Keeping our traditions

After we finish chatting I make boiled eggs and soldiers for breakfast – another tradition, and we eat watching the end of
Die Hard. Then I write a little until we get word that the others are heading for the beach. We put on swimsuits and load up dry bags and head in. Colin drops me close to shore with the bags then goes out to anchor Dog near our friends’ dinghies.

Christmas on the beach

Debby has reserved a set of beach loungers for us at the Rainbow Cafe, right on the water. The six of us are joined by Jeffrey and Donna, Ray and Bear’s friends, who are on a day stop from a cruise ship. We spend a very pleasant few hours sitting chatting with the waves lapping at our toes, drinking cocktails and beers, and eating sushi and French fries. We manage a short video call with Colin’s family whilst bobbing about in the water. It’s a lovely day – not so hot it’s sweaty, with blue skies and beautiful clear water.
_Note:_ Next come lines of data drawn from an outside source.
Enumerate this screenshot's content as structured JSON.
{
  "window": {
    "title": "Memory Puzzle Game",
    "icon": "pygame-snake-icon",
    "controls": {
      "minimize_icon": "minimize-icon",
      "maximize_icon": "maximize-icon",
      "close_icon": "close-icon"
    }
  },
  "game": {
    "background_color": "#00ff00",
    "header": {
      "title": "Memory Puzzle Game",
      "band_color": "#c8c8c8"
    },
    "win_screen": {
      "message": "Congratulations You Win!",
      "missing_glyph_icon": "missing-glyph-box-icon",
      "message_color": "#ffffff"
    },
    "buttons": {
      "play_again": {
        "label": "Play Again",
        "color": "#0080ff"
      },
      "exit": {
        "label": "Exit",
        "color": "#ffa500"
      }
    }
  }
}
We’re pleased to be joined by a lovely dog we met yesterday evening, and this time we can feed her bits of Ray’s cheeseburger.

It’s around half past 3 when we decide it’s time to get out of the sun and prep for the evening. It’s also the best time to leave the Rainbow Cafe as the DJ is starting to pump up the volume. Colin retrieves Dog and Bear helps hold her steady while I clamber aboard. Back on Mirounga, we shower and I’m amused by the rather large tan lines from my swimsuit. Colin fires up the Christmas tunes while I make mini banoffee pies for the evening’s dessert and he cooks the mac and cheese, along with Paxo stuffing balls for a taste of home. It’s non-stop, but we do pause to watch a beautiful sunset.

A sunset to stop for

Pot luck on Everlong

We dingy over to Everlong, Debby and Fraser’s 2018 Leopard 40′, at 6pm. It’s exciting coming onboard a much newer catamaran in our size range for the first time. It’s got much more useable outdoor space and we love the ‘front door’ and the lovely protected dual helm seat. We’re also very taken by Fraser’s ‘Nebula’ portable projector. We add our dishes to the greek mezze they’re prepared, and our wine to the ‘bar’. Bear and Ray arrive soon after and do the same.

Colin and Bear get comfy on Everlong

We have a lovely evening enjoying delicious food and comforting company. My banoffee pies are death by sugar and we’re all a little wiped out after the night out last night and the day at the beach, so it’s low key and chilled out. As Bear points out, we’re a very mixed group who wouldn’t usually find each other in life but we fit so well together. It’s true, you make so many acquaintances sailing but when you truly find your people it’s very special. Darling Bear has even brought us Christmas gifts of tasty food and drink which is surprising and touching.

It’s around 10pm when we head back to Mirounga. I’m very hot and thirsty so after a shower I focus on getting plenty of water in me. We don’t stay up too long before turning in.

Watch this space

And that’s it, our first Christmas onboard.

It’s been our first Christmas away from the familiar, in a new country, with people we’ve only known for months or weeks. Despite missing family and friends, the cool weather, a real tree and a stash of presents, we feel like we’ve had a Christmas filled with love and joy. It was perfect.

I can’t leave it there – we have no idea what the next week will bring. Will our engine and seat be fixed? Will we make it to the BVI? Or will we have New Year in Grand Case as well?

I’ll just have to do another diary…